I would never have put that detail in there because I wouldn’t have remembered it.
AR: What are your thoughts on the current political climate?
GG: We’ve always tried to write music that could extend beyond the now and touch on something that was elemental about human existence. Our ability to reason is something that obviously I have dedicated my life to [and] I feel that I am privileged that I can reach a lot of people by writing music. It’s an extension of my beliefs to continue to lecture at universities; it’s a belief that you can help people use their talents and develop their ability to reason. I feel like music and entertainment is an outreach of that. It’s supposed to be something that can be fun, it can be entertaining and in the meantime, you’re learning something, and you’re exercising a part of your intellect that makes you feel good.
That’s what Bad Religion always stood for, in the process of hopefully enlightening people and hopefully getting them to think a little bit about the world they live in. So it’s very disheartening when you see a world where people are not thinking beyond themselves. They’re not thinking of building a better society, and yet, they don’t have any alternatives to offer except “Do what’s best for me.” I think that’s what provoked us to write [our 17th studio record] Age of Unreason, when in fact, it’s the irony that we should be living in an age of enlightenment. But it seems like getting the basic elements that are necessary for enlightenment has become more and more difficult. That means stuff like getting facts straight and using those facts with logic — applying logic to our inferences. Those are things that are sadly lacking. So a lot of the music on the album centers on that.

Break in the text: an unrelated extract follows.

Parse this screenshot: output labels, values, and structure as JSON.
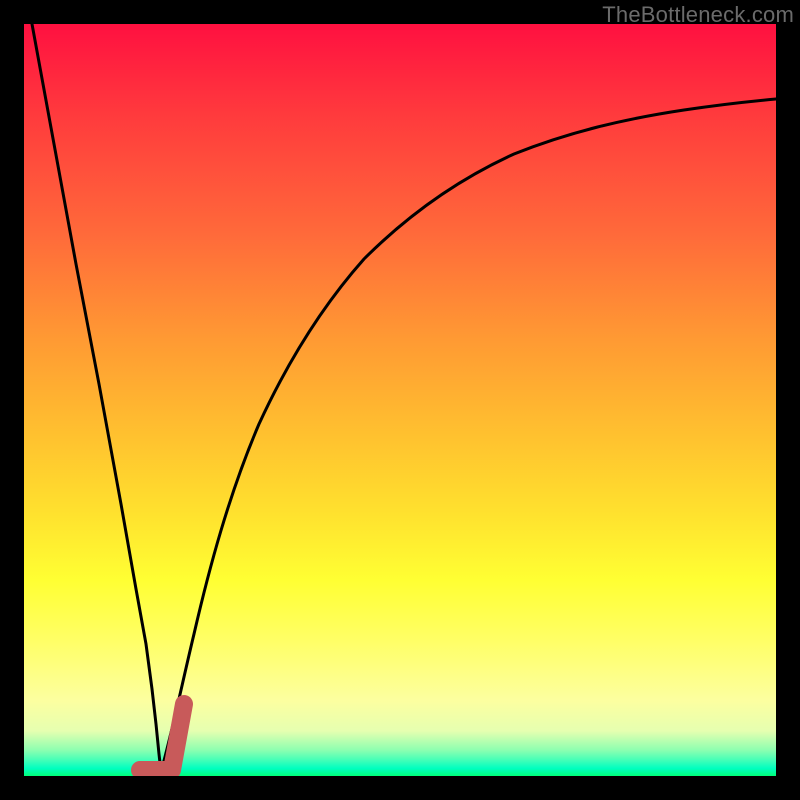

One of the standout tracks is a song called “Candidate,” which is a song about faith, again, faith over reason. The faith that we put into our presidential candidates. Obviously, if the current administration was full of promises and people were completely hoodwinked, they overlooked some of the most basic traits of what a terrible candidate could be. That’s kind of what the song is about, too; we get what we’re willing to forget. Or we get stuck with a monstrosity when we should, in fact, be moving towards enlightenment.
AR: Do you think students have the capability to enact change?
GG: Yes, of course, I do. I believe strongly in the youth and their ability to guide us to the future. But that means that they still have to think critically and they have to be able to analyze themselves. That’s the key — asking yourself “Am I committed to this idea because it’s good for me, or is it good for other people?” I think something as simple as wearing a mask is where that really comes into focus. “Do you really think we’re trying to take our rights away from you? Or are we asking you to think about other people for a minute?” That’s the kind of stuff that I think you learn that by going through … you can learn it anywhere really. But I think the student body has to be reminded of it, just like everybody else. What you learn in college, you take with you in life. In many ways, I’m always very hopeful because I had the experience myself, and I was a different person when I finished college.
Purchase the book, Do What You Want: The Story of Bad Religion, here.
Ashley Ramynke is a junior in the College of Arts and Sciences. She can be reached at email@example.com.